All members of the USF community who test positive will have their test results reported to the health department in the county in which they were tested. As part of the reporting system, a physician from SHS will communicate with a health department official to communicate any information that is available regarding other persons they may have come into contact with while infectious. The health department will contact the individual with the positive test result to discuss the contacts and travel history. The health department will communicate with the contacts to evaluate their risk and advise on isolation and testing for COVID-19.

The COVID-19 crisis has placed a huge strain on public health departments across the country to meet the demand for contact tracing as the number of COVID-19 cases increase. In response to a call from the FDOH in March, nearly 70 College of Public Health faculty, staff and students were hired on a temporary basis to assist the state in contact tracing.  In addition, students from all the Colleges of USF Health, the School of Social Work, and the Genshaft Honors College have volunteered and are being trained to assist in contact tracing should the number of positive cases increase in the counties surrounding USF.

The essential element of containing an outbreak of COVID-19 is identification of contacts to a positive individual. Contact tracing through the health department can identify people who are in close proximity to each other, which would indicate there is a potential for more people who may be infected in a particular site. This would be called a “hotspot”. In order to determine if there is active virus within the confines of a particular building environmental sampling for COVID-19 could take place. Environmental sampling uses samples collected from surfaces such as floors, door handles, telephones, computer keyboards and desk surfaces to determine if viral RNA specific to COVID-19 is present by using polymerase chain reaction (PCR). If COVID-19 RNA is found, this would trigger a broader investigation among those who were present in a particular location during a particular time period. The testing in these circumstances would use batches of pooled specimens from numerous patients’ swabs to determine if virus is present. If viral activity is found in a particular batch, only those individuals whose swabs were pooled for that batch, would be individually tested. This testing mechanism allows for large volumes of people to be tested in a very short period of time. Pooled specimens is an effective tool as long as the prevalence of the disease in the population is low.[5]
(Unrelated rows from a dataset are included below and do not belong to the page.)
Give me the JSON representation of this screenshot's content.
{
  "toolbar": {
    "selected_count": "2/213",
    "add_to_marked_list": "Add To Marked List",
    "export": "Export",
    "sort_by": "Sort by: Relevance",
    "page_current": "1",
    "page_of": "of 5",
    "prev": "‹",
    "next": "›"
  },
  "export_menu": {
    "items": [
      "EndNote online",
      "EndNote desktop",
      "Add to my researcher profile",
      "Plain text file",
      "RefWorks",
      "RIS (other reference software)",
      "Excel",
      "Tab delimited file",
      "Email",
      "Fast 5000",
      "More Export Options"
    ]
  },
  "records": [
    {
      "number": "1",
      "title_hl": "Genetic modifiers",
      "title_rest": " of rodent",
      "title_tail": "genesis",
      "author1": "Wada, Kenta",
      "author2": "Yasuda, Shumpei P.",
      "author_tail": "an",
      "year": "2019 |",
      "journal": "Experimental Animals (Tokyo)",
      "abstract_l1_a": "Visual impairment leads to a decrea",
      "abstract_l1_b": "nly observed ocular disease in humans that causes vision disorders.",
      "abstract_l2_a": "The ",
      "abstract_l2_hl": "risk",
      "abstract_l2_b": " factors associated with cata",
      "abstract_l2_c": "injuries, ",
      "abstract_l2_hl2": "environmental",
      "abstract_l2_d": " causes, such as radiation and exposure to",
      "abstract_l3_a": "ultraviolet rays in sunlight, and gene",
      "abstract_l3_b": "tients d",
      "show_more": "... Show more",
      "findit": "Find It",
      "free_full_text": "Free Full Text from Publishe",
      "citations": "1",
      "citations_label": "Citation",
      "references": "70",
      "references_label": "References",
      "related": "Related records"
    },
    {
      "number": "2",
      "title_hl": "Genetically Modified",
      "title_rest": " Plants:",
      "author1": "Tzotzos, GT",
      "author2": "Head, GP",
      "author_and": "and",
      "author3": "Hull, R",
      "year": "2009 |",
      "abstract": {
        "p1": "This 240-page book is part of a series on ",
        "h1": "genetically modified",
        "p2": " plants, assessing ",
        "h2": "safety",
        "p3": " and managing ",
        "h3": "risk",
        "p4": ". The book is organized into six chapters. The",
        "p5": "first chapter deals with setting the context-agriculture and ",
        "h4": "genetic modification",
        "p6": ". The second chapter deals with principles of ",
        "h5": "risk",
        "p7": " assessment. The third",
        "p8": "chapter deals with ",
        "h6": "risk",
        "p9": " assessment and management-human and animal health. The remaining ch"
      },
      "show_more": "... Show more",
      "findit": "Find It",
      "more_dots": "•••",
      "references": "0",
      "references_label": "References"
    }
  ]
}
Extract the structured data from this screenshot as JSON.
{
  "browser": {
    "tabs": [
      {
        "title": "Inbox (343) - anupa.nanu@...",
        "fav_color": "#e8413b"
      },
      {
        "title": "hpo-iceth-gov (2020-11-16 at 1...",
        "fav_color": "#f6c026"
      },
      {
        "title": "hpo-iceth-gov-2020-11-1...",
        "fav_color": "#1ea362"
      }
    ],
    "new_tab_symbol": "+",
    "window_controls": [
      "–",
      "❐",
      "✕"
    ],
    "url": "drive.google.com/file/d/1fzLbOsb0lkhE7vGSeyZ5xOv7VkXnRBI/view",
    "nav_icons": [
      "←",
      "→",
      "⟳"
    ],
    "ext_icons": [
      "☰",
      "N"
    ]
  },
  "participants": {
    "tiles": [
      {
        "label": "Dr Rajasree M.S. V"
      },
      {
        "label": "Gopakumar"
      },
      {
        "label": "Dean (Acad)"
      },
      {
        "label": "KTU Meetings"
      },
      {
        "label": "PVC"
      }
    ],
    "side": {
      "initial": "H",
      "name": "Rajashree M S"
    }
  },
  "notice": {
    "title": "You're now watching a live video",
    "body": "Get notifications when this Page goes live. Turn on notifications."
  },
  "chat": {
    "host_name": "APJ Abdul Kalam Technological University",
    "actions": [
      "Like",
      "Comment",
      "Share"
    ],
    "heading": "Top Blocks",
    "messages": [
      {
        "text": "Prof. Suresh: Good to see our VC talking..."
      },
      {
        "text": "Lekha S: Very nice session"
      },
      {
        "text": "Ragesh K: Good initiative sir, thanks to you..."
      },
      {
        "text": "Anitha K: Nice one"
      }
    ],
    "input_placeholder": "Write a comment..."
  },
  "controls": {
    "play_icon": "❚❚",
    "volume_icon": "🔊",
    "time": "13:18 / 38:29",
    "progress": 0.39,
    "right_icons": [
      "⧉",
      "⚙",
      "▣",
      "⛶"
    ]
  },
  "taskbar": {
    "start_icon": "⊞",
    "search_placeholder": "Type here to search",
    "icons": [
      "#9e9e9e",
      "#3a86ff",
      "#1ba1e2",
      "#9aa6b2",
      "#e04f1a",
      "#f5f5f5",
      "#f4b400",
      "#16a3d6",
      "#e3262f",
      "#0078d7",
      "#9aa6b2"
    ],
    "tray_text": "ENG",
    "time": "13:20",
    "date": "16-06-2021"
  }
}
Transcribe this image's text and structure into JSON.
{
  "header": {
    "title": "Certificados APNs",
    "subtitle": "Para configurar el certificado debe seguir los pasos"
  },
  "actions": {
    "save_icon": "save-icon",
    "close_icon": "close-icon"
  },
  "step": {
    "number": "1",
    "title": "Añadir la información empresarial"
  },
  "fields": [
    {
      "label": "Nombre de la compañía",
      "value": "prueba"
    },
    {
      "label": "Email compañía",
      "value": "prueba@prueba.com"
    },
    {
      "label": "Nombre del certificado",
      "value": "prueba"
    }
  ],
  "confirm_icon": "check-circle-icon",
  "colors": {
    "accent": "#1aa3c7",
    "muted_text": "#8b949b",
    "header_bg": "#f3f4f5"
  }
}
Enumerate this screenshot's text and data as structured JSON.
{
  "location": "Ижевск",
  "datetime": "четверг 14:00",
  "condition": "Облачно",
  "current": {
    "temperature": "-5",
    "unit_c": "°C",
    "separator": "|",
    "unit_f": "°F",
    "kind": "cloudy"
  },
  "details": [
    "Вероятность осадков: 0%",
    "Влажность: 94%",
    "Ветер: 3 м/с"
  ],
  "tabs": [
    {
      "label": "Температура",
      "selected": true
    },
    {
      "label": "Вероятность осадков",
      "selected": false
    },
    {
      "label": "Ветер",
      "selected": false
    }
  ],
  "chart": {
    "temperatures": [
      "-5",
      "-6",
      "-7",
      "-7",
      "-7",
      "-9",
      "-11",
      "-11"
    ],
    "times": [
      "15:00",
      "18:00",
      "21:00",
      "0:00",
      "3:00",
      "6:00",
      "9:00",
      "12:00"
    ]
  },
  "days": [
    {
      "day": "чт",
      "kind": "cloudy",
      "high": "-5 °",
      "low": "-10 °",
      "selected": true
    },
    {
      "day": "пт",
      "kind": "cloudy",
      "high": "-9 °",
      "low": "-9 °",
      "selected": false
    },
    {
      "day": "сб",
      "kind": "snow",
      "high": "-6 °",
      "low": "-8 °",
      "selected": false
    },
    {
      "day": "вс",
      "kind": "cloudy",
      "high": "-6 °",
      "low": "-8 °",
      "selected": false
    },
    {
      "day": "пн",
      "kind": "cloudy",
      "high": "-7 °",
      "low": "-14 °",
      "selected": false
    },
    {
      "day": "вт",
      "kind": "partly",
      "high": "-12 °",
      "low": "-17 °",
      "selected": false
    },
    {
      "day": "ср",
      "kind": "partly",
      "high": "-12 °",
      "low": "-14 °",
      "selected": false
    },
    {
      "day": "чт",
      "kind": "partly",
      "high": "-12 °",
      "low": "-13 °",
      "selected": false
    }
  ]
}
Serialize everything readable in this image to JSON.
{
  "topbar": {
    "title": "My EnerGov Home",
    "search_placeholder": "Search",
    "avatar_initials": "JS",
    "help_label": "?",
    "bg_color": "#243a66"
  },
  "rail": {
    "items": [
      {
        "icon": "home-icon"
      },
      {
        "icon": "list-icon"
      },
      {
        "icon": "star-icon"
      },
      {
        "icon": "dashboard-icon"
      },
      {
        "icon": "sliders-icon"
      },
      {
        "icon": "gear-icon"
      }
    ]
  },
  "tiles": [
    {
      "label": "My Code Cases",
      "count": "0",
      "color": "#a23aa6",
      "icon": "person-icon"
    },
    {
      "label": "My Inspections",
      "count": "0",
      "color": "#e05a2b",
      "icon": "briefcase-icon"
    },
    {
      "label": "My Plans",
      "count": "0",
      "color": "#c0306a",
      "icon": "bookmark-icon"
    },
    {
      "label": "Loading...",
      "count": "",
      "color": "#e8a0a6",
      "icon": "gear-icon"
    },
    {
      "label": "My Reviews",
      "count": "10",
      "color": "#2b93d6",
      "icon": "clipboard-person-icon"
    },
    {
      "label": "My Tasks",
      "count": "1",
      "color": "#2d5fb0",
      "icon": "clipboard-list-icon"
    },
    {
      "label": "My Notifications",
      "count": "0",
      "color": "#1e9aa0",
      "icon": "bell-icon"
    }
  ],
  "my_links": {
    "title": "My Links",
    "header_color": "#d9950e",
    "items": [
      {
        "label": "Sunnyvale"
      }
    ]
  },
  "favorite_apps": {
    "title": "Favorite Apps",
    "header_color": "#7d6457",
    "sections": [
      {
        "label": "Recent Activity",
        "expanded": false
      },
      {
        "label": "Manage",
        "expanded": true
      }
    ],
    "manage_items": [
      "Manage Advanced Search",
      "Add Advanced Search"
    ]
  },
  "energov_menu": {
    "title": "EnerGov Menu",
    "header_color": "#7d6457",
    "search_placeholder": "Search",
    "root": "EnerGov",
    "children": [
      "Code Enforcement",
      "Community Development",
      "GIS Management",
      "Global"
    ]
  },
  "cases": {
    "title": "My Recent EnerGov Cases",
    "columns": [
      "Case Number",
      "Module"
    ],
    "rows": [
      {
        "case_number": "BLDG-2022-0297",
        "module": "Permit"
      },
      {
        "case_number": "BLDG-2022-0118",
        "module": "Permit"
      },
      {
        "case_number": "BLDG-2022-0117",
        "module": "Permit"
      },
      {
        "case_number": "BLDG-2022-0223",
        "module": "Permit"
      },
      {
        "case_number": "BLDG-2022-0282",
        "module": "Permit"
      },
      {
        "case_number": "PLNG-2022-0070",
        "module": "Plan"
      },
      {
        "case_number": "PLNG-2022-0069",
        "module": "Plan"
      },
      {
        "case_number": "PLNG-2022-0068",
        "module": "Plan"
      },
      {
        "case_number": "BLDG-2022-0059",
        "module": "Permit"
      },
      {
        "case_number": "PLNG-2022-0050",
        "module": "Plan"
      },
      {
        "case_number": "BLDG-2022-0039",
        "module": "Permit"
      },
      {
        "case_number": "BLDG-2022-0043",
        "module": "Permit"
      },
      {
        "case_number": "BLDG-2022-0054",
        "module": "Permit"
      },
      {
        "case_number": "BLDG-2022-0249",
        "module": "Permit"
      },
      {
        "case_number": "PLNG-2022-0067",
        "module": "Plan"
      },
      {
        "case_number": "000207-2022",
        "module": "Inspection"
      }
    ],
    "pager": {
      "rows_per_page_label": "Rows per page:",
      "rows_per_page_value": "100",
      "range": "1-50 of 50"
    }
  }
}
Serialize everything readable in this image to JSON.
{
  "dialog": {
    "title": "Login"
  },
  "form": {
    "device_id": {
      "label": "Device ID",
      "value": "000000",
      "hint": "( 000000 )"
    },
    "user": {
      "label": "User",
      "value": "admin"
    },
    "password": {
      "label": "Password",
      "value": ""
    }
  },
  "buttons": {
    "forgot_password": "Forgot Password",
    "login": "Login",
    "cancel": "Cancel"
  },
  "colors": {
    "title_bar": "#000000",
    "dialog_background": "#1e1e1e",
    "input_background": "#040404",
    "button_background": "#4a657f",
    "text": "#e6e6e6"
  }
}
USF will be collaborating with its SUS neighbor in Sarasota, New College of Florida to provide the same access to surveillance and testing. USF will be assisting with medical consultation and guidance for any positive cases that may develop on their campus. A flow chart depicting this entire process is provided in Appendix C.


References and Additional Sources

  1. National Center for Immunization and Respiratory Diseases (NCIRD), D.o.V.D., Coronavirus Disease 2019 (COVID-19): How to Protect Yourself and Others. Centers for Disease Control and Prevention, 2020.
  2. National Center for Immunization and Respiratory Diseases (NCIRD), D.o.V.D., Testing for COVID-19. Centers for Disease Control and Prevention, 2020.
  3. National Center for Immunization and Respiratory Diseases (NCIRD), D.o.V.D., Using Antibody Tests for COVID-19. Centers for Disease Control and Prevention, 2020.
  4. National Center for Immunization and Respiratory Diseases (NCIRD), D.o.V.D., Discontinuation of Isolation for Persons with COVID -19 Not in Healthcare Settings. Centers for Disease Control and Prevention, 2020.
  5. Yelin I, A.N., Shaer Tamar E, et al, Evaluation of COVID-19 RT-qPCR test in multi-sample pools. Clin Infect Dis, 2020